--- WORK INSTRUCTIONS ---
Keep every character as it is and output all of the records.

--- DATA EXTRACTS ---
══════════════════════════════
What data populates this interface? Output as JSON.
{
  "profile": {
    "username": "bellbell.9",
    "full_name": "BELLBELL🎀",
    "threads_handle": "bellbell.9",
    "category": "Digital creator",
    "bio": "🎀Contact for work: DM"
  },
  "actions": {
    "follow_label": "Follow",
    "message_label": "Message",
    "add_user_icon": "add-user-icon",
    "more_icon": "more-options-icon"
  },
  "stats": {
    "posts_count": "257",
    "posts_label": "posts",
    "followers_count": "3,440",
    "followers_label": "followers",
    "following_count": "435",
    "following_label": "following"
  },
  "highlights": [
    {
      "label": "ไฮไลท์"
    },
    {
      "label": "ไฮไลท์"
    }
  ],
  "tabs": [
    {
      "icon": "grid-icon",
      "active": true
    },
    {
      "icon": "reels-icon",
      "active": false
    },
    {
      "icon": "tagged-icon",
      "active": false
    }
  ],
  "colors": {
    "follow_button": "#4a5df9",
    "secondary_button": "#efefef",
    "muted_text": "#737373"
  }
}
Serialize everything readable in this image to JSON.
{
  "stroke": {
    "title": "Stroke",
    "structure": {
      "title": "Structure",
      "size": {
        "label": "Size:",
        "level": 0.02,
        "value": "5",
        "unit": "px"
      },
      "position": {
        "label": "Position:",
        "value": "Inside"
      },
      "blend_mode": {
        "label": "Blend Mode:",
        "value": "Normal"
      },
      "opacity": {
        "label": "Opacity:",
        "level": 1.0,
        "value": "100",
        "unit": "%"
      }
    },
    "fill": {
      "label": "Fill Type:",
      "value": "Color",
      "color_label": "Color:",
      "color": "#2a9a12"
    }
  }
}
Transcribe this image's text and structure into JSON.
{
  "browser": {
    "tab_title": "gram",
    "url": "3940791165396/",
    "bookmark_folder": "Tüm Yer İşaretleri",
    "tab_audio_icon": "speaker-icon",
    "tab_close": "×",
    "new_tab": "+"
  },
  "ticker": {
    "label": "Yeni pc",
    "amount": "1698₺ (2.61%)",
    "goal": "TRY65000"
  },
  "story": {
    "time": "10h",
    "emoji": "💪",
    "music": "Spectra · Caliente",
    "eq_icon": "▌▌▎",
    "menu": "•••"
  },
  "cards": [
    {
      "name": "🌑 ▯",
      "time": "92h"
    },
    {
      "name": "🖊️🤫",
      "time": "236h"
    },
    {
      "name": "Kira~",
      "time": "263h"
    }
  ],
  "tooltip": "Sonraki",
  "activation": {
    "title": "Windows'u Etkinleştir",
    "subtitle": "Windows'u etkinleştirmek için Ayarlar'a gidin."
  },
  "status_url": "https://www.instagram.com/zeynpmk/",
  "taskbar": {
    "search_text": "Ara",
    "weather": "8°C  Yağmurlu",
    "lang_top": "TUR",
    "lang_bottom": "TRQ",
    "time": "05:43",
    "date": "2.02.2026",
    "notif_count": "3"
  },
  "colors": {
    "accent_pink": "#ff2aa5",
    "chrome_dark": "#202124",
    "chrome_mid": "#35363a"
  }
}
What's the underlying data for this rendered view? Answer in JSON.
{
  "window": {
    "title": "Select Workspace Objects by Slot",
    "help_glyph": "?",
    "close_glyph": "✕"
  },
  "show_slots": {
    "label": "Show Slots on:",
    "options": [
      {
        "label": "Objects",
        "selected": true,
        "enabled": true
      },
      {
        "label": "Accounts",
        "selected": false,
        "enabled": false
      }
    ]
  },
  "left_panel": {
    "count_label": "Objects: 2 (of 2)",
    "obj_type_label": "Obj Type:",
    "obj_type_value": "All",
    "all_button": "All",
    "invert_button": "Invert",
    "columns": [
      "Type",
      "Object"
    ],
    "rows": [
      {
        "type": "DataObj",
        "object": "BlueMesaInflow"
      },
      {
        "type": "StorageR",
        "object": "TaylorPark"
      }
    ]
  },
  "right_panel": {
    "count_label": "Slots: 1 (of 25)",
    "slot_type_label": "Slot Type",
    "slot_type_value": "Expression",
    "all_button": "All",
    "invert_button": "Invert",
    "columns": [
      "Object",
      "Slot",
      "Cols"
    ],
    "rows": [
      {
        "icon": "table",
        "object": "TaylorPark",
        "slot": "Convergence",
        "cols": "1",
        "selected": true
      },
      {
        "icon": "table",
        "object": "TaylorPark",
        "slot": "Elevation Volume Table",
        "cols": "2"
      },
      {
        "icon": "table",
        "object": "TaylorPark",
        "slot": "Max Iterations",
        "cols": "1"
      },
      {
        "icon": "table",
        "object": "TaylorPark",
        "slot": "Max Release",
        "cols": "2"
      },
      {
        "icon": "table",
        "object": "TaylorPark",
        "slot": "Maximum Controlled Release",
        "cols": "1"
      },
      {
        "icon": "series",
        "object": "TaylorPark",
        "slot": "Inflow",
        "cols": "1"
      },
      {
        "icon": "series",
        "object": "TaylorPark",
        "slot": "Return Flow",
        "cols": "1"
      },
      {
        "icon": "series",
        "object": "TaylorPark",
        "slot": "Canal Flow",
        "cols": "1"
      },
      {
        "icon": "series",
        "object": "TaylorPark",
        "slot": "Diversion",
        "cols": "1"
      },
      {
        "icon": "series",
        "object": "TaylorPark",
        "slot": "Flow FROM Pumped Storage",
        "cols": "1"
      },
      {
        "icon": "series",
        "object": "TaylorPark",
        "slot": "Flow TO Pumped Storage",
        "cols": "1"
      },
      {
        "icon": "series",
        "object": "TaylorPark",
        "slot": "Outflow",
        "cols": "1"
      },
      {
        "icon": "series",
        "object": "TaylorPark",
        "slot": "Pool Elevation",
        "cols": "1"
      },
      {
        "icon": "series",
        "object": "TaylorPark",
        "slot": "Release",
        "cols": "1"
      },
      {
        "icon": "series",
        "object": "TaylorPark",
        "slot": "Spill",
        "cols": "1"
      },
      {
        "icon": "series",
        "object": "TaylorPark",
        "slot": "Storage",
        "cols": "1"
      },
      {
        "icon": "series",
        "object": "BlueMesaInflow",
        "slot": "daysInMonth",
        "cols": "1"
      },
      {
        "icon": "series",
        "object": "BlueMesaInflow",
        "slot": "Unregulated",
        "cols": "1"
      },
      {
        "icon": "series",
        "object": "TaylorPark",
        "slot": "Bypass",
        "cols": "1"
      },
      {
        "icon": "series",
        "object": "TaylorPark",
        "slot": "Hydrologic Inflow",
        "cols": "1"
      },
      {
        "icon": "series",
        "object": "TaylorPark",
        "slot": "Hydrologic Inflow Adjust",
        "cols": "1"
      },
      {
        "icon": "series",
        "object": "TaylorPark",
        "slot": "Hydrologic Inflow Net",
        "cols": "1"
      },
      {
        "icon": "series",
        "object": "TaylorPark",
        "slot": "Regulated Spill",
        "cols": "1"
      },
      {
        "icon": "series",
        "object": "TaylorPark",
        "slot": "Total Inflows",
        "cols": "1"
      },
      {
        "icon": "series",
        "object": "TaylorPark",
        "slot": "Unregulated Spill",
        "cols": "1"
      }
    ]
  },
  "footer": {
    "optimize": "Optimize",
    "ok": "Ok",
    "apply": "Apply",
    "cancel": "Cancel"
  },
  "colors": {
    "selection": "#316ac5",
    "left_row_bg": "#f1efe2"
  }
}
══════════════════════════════
--- TASK SOLUTION ---
What data populates this interface? Output as JSON.
{
  "profile": {
    "username": "bellbell.9",
    "full_name": "BELLBELL🎀",
    "threads_handle": "bellbell.9",
    "category": "Digital creator",
    "bio": "🎀Contact for work: DM"
  },
  "actions": {
    "follow_label": "Follow",
    "message_label": "Message",
    "add_user_icon": "add-user-icon",
    "more_icon": "more-options-icon"
  },
  "stats": {
    "posts_count": "257",
    "posts_label": "posts",
    "followers_count": "3,440",
    "followers_label": "followers",
    "following_count": "435",
    "following_label": "following"
  },
  "highlights": [
    {
      "label": "ไฮไลท์"
    },
    {
      "label": "ไฮไลท์"
    }
  ],
  "tabs": [
    {
      "icon": "grid-icon",
      "active": true
    },
    {
      "icon": "reels-icon",
      "active": false
    },
    {
      "icon": "tagged-icon",
      "active": false
    }
  ],
  "colors": {
    "follow_button": "#4a5df9",
    "secondary_button": "#efefef",
    "muted_text": "#737373"
  }
}
Serialize everything readable in this image to JSON.
{
  "stroke": {
    "title": "Stroke",
    "structure": {
      "title": "Structure",
      "size": {
        "label": "Size:",
        "level": 0.02,
        "value": "5",
        "unit": "px"
      },
      "position": {
        "label": "Position:",
        "value": "Inside"
      },
      "blend_mode": {
        "label": "Blend Mode:",
        "value": "Normal"
      },
      "opacity": {
        "label": "Opacity:",
        "level": 1.0,
        "value": "100",
        "unit": "%"
      }
    },
    "fill": {
      "label": "Fill Type:",
      "value": "Color",
      "color_label": "Color:",
      "color": "#2a9a12"
    }
  }
}
Transcribe this image's text and structure into JSON.
{
  "browser": {
    "tab_title": "gram",
    "url": "3940791165396/",
    "bookmark_folder": "Tüm Yer İşaretleri",
    "tab_audio_icon": "speaker-icon",
    "tab_close": "×",
    "new_tab": "+"
  },
  "ticker": {
    "label": "Yeni pc",
    "amount": "1698₺ (2.61%)",
    "goal": "TRY65000"
  },
  "story": {
    "time": "10h",
    "emoji": "💪",
    "music": "Spectra · Caliente",
    "eq_icon": "▌▌▎",
    "menu": "•••"
  },
  "cards": [
    {
      "name": "🌑 ▯",
      "time": "92h"
    },
    {
      "name": "🖊️🤫",
      "time": "236h"
    },
    {
      "name": "Kira~",
      "time": "263h"
    }
  ],
  "tooltip": "Sonraki",
  "activation": {
    "title": "Windows'u Etkinleştir",
    "subtitle": "Windows'u etkinleştirmek için Ayarlar'a gidin."
  },
  "status_url": "https://www.instagram.com/zeynpmk/",
  "taskbar": {
    "search_text": "Ara",
    "weather": "8°C  Yağmurlu",
    "lang_top": "TUR",
    "lang_bottom": "TRQ",
    "time": "05:43",
    "date": "2.02.2026",
    "notif_count": "3"
  },
  "colors": {
    "accent_pink": "#ff2aa5",
    "chrome_dark": "#202124",
    "chrome_mid": "#35363a"
  }
}
What's the underlying data for this rendered view? Answer in JSON.
{
  "window": {
    "title": "Select Workspace Objects by Slot",
    "help_glyph": "?",
    "close_glyph": "✕"
  },
  "show_slots": {
    "label": "Show Slots on:",
    "options": [
      {
        "label": "Objects",
        "selected": true,
        "enabled": true
      },
      {
        "label": "Accounts",
        "selected": false,
        "enabled": false
      }
    ]
  },
  "left_panel": {
    "count_label": "Objects: 2 (of 2)",
    "obj_type_label": "Obj Type:",
    "obj_type_value": "All",
    "all_button": "All",
    "invert_button": "Invert",
    "columns": [
      "Type",
      "Object"
    ],
    "rows": [
      {
        "type": "DataObj",
        "object": "BlueMesaInflow"
      },
      {
        "type": "StorageR",
        "object": "TaylorPark"
      }
    ]
  },
  "right_panel": {
    "count_label": "Slots: 1 (of 25)",
    "slot_type_label": "Slot Type",
    "slot_type_value": "Expression",
    "all_button": "All",
    "invert_button": "Invert",
    "columns": [
      "Object",
      "Slot",
      "Cols"
    ],
    "rows": [
      {
        "icon": "table",
        "object": "TaylorPark",
        "slot": "Convergence",
        "cols": "1",
        "selected": true
      },
      {
        "icon": "table",
        "object": "TaylorPark",
        "slot": "Elevation Volume Table",
        "cols": "2"
      },
      {
        "icon": "table",
        "object": "TaylorPark",
        "slot": "Max Iterations",
        "cols": "1"
      },
      {
        "icon": "table",
        "object": "TaylorPark",
        "slot": "Max Release",
        "cols": "2"
      },
      {
        "icon": "table",
        "object": "TaylorPark",
        "slot": "Maximum Controlled Release",
        "cols": "1"
      },
      {
        "icon": "series",
        "object": "TaylorPark",
        "slot": "Inflow",
        "cols": "1"
      },
      {
        "icon": "series",
        "object": "TaylorPark",
        "slot": "Return Flow",
        "cols": "1"
      },
      {
        "icon": "series",
        "object": "TaylorPark",
        "slot": "Canal Flow",
        "cols": "1"
      },
      {
        "icon": "series",
        "object": "TaylorPark",
        "slot": "Diversion",
        "cols": "1"
      },
      {
        "icon": "series",
        "object": "TaylorPark",
        "slot": "Flow FROM Pumped Storage",
        "cols": "1"
      },
      {
        "icon": "series",
        "object": "TaylorPark",
        "slot": "Flow TO Pumped Storage",
        "cols": "1"
      },
      {
        "icon": "series",
        "object": "TaylorPark",
        "slot": "Outflow",
        "cols": "1"
      },
      {
        "icon": "series",
        "object": "TaylorPark",
        "slot": "Pool Elevation",
        "cols": "1"
      },
      {
        "icon": "series",
        "object": "TaylorPark",
        "slot": "Release",
        "cols": "1"
      },
      {
        "icon": "series",
        "object": "TaylorPark",
        "slot": "Spill",
        "cols": "1"
      },
      {
        "icon": "series",
        "object": "TaylorPark",
        "slot": "Storage",
        "cols": "1"
      },
      {
        "icon": "series",
        "object": "BlueMesaInflow",
        "slot": "daysInMonth",
        "cols": "1"
      },
      {
        "icon": "series",
        "object": "BlueMesaInflow",
        "slot": "Unregulated",
        "cols": "1"
      },
      {
        "icon": "series",
        "object": "TaylorPark",
        "slot": "Bypass",
        "cols": "1"
      },
      {
        "icon": "series",
        "object": "TaylorPark",
        "slot": "Hydrologic Inflow",
        "cols": "1"
      },
      {
        "icon": "series",
        "object": "TaylorPark",
        "slot": "Hydrologic Inflow Adjust",
        "cols": "1"
      },
      {
        "icon": "series",
        "object": "TaylorPark",
        "slot": "Hydrologic Inflow Net",
        "cols": "1"
      },
      {
        "icon": "series",
        "object": "TaylorPark",
        "slot": "Regulated Spill",
        "cols": "1"
      },
      {
        "icon": "series",
        "object": "TaylorPark",
        "slot": "Total Inflows",
        "cols": "1"
      },
      {
        "icon": "series",
        "object": "TaylorPark",
        "slot": "Unregulated Spill",
        "cols": "1"
      }
    ]
  },
  "footer": {
    "optimize": "Optimize",
    "ok": "Ok",
    "apply": "Apply",
    "cancel": "Cancel"
  },
  "colors": {
    "selection": "#316ac5",
    "left_row_bg": "#f1efe2"
  }
}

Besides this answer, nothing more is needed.